In Ramos v Servicio Galego de Saúde the Court of Justice of the European Union (CJEU) held that a failure by an employer to conduct an appropriate risk assessment for a breastfeeding female worker constituted direct discrimination.
The case involved an A&E nurse, who went to her employer with concerns that her working conditions (ie. long hours, stress, exposure to ionising radiation etc.) were having an affect on her ability to breastfeed her child. The employee then requested a change to her working patterns to accommodate breastfeeding her child and for preventative measures to be put in place, this was rejected on the basis that the job posed no risk, as she was deemed to be in a “risk-free” job by her employer. The Claimant alleged the risk assessment was not appropriate and did not meet the requirements as set out in EU Law (namely EU Directive 92/85/EEC and Directive 2006/54/EC).
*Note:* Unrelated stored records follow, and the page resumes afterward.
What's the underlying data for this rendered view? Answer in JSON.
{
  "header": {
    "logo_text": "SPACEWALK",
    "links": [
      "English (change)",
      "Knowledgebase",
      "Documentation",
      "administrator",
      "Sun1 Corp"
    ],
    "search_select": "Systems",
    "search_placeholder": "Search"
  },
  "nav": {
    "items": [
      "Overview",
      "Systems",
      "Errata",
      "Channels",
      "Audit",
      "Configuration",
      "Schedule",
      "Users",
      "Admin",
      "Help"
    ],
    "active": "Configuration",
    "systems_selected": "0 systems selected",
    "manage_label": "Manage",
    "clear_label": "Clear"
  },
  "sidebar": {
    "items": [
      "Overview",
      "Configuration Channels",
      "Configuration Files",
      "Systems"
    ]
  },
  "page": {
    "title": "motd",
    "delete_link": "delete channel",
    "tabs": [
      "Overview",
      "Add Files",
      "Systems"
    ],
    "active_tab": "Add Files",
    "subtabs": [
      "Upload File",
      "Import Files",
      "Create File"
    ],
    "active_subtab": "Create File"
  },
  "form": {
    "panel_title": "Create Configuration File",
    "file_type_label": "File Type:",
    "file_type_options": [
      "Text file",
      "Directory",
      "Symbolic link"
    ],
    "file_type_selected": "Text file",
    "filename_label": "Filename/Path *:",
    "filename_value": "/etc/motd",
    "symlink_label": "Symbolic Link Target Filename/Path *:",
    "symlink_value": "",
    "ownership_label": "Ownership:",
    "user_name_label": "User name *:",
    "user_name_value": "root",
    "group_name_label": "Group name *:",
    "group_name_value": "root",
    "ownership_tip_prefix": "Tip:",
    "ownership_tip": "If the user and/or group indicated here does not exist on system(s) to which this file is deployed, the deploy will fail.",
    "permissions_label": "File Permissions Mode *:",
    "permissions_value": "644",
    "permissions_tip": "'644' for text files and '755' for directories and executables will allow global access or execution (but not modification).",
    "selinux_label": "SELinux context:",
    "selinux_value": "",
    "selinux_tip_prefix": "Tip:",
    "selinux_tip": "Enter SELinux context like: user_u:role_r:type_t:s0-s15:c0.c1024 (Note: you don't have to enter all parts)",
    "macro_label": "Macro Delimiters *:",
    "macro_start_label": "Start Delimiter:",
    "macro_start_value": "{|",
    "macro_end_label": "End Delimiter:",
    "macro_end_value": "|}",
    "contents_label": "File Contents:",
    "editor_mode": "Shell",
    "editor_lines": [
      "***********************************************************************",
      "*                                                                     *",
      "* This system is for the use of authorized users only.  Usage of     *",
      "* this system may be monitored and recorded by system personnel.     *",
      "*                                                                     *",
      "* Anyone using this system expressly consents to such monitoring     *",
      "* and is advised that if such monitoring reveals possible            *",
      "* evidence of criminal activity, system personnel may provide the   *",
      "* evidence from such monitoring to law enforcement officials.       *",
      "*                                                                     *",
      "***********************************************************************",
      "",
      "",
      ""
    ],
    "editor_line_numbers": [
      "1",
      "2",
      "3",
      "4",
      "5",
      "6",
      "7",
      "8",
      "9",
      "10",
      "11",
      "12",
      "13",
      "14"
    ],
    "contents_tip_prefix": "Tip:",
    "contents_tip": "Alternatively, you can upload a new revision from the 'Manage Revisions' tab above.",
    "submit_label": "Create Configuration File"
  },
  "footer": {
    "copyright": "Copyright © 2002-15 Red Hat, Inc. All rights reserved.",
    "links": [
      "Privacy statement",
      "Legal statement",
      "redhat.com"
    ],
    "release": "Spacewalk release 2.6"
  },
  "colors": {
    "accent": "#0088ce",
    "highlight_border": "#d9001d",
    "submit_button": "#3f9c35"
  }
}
The CJEU established that the risk assessment carried out must involve examining the individual worker’s situation, in order to establish whether there is a risk to the worker or her child. It will not suffice to simply make a general assessment of the job role and issue a generic report. If an appropriate risk assessment is not conducted, this may constitute sex discrimination as it may mean women who are pregnant or breastfeeding are treated less favourably.
What does this mean for employers?
Employers must be aware that if they carry out a broad assessment of the workplace, jobs and the general state of health of the average pregnant worker, new mother or breastfeeding worker is unlikely to amount to a satisfactory risk assessment. Employers should also remember a risk assessment for a worker who is pregnant will not always have the same result for a worker who is breastfeeding, thus the obligation to conduct appropriate risk assessments is ongoing and should be conducted as an individual worker’s situation changes.